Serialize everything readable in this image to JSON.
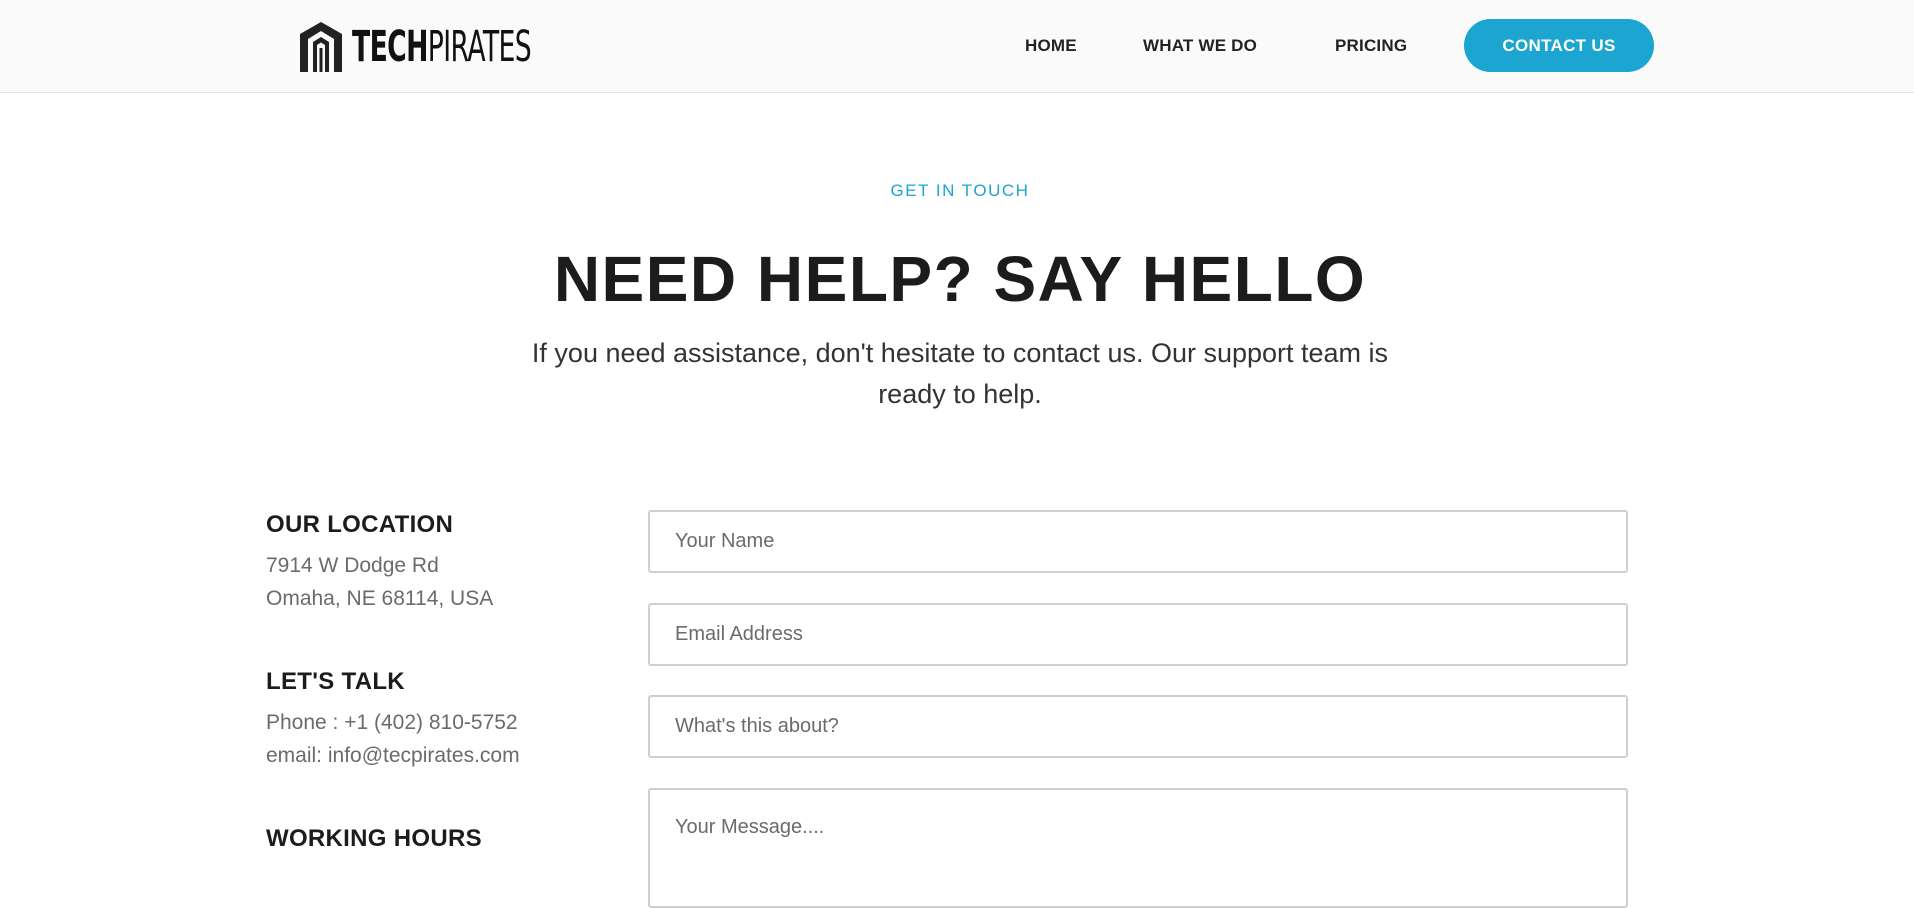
{
  "brand": {
    "logo_bold": "TECH",
    "logo_light": "PIRATES",
    "accent_color": "#1ba5d0"
  },
  "nav": {
    "items": [
      {
        "label": "HOME"
      },
      {
        "label": "WHAT WE DO"
      },
      {
        "label": "PRICING"
      }
    ],
    "cta_label": "CONTACT US"
  },
  "hero": {
    "eyebrow": "GET IN TOUCH",
    "title": "NEED HELP? SAY HELLO",
    "subtitle": "If you need assistance, don't hesitate to contact us. Our support team is ready to help."
  },
  "info": {
    "location_heading": "OUR LOCATION",
    "address_line1": "7914 W Dodge Rd",
    "address_line2": "Omaha, NE 68114, USA",
    "talk_heading": "LET'S TALK",
    "phone": "Phone : +1 (402) 810-5752",
    "email": "email: info@tecpirates.com",
    "hours_heading": "WORKING HOURS"
  },
  "form": {
    "name_placeholder": "Your Name",
    "email_placeholder": "Email Address",
    "subject_placeholder": "What's this about?",
    "message_placeholder": "Your Message...."
  }
}
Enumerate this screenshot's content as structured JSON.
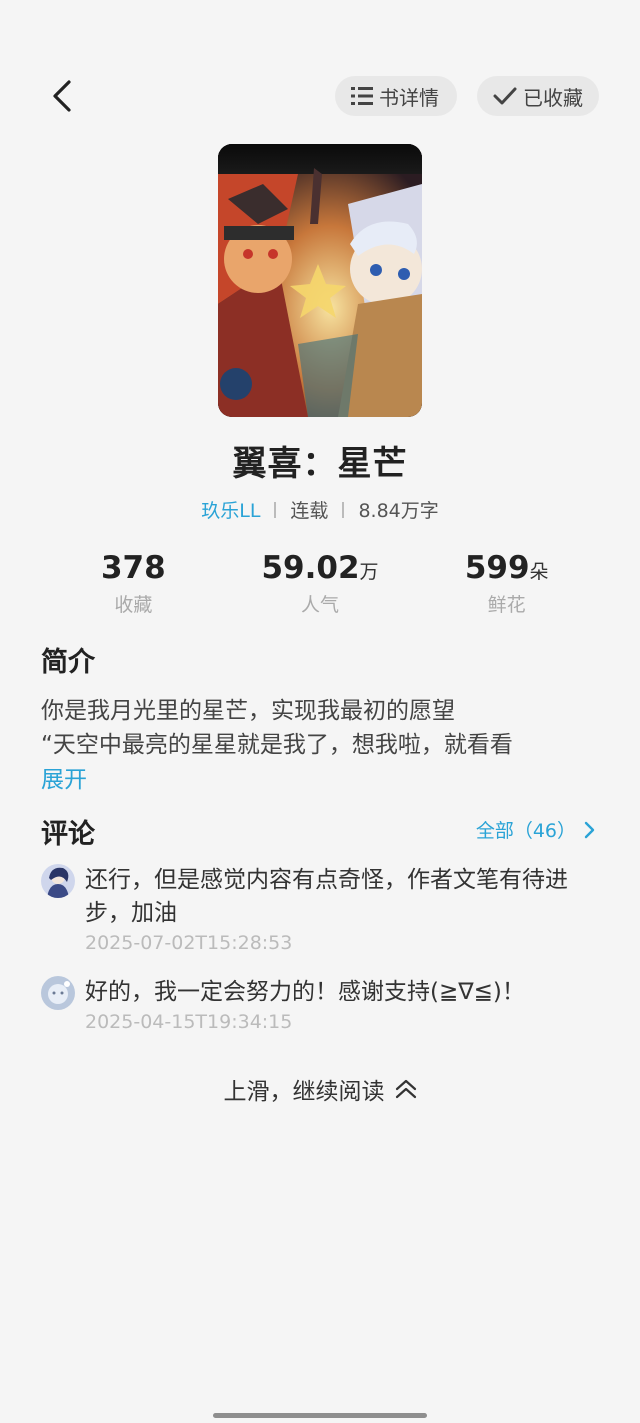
{
  "header": {
    "detail_label": "书详情",
    "favorited_label": "已收藏"
  },
  "book": {
    "title": "翼喜：星芒",
    "author": "玖乐LL",
    "status": "连载",
    "word_count": "8.84万字"
  },
  "stats": [
    {
      "value": "378",
      "unit": "",
      "label": "收藏"
    },
    {
      "value": "59.02",
      "unit": "万",
      "label": "人气"
    },
    {
      "value": "599",
      "unit": "朵",
      "label": "鲜花"
    }
  ],
  "intro": {
    "heading": "简介",
    "line1": "你是我月光里的星芒，实现我最初的愿望",
    "line2": "“天空中最亮的星星就是我了，想我啦，就看看",
    "expand_label": "展开"
  },
  "comments": {
    "heading": "评论",
    "all_label": "全部（46）",
    "items": [
      {
        "text": "还行，但是感觉内容有点奇怪，作者文笔有待进步，加油",
        "time": "2025-07-02T15:28:53"
      },
      {
        "text": "好的，我一定会努力的！感谢支持(≧∇≦)！",
        "time": "2025-04-15T19:34:15"
      }
    ]
  },
  "footer": {
    "continue_label": "上滑，继续阅读"
  },
  "colors": {
    "accent": "#2aa3d6",
    "background": "#f5f5f5"
  }
}
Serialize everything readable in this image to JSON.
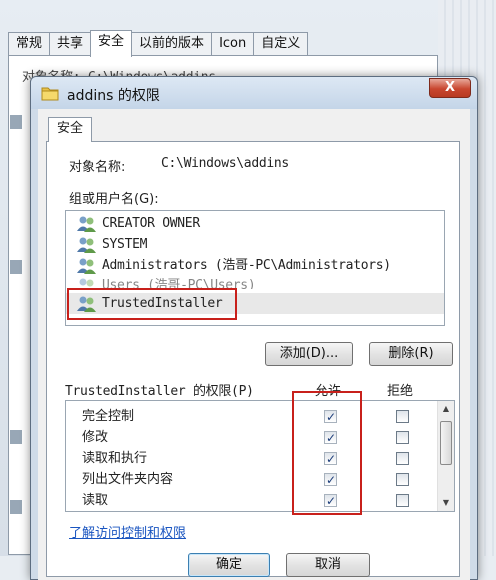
{
  "background": {
    "tabs": [
      "常规",
      "共享",
      "安全",
      "以前的版本",
      "Icon",
      "自定义"
    ],
    "active_tab_index": 2,
    "partial_text": "对象名称:    C:\\Windows\\addins"
  },
  "dialog": {
    "title": "addins 的权限",
    "close_label": "X",
    "tab_label": "安全",
    "object_label": "对象名称:",
    "object_path": "C:\\Windows\\addins",
    "group_label": "组或用户名(G):",
    "users": [
      {
        "name": "CREATOR OWNER",
        "icon": "users-icon"
      },
      {
        "name": "SYSTEM",
        "icon": "users-icon"
      },
      {
        "name": "Administrators (浩哥-PC\\Administrators)",
        "icon": "users-icon"
      },
      {
        "name": "Users (浩哥-PC\\Users)",
        "icon": "users-icon"
      },
      {
        "name": "TrustedInstaller",
        "icon": "users-icon"
      }
    ],
    "selected_user_index": 4,
    "add_button": "添加(D)...",
    "remove_button": "删除(R)",
    "permissions_label": "TrustedInstaller 的权限(P)",
    "allow_header": "允许",
    "deny_header": "拒绝",
    "permissions": [
      {
        "name": "完全控制",
        "allow": true,
        "deny": false
      },
      {
        "name": "修改",
        "allow": true,
        "deny": false
      },
      {
        "name": "读取和执行",
        "allow": true,
        "deny": false
      },
      {
        "name": "列出文件夹内容",
        "allow": true,
        "deny": false
      },
      {
        "name": "读取",
        "allow": true,
        "deny": false
      }
    ],
    "help_link": "了解访问控制和权限",
    "ok_button": "确定",
    "cancel_button": "取消"
  },
  "colors": {
    "highlight_box": "#c8201b",
    "link": "#1a55c0",
    "close_button": "#c8462f"
  }
}
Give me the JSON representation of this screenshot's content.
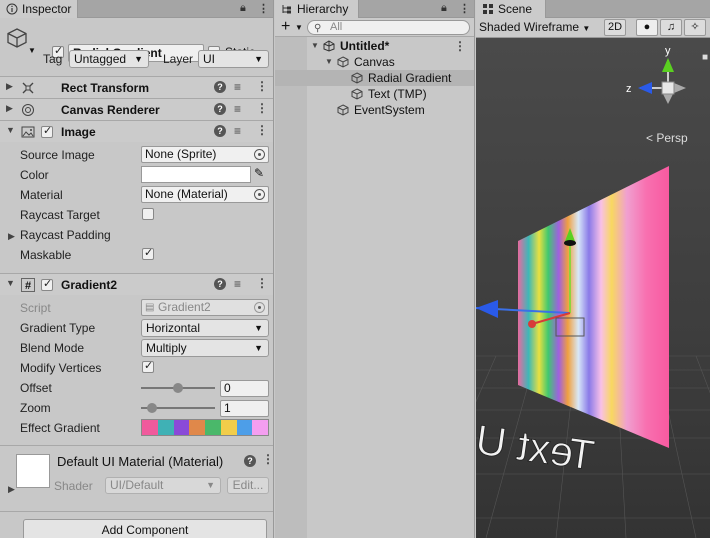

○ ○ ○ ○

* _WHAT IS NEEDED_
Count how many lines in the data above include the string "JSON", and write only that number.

* _RESPONSE BOX_
4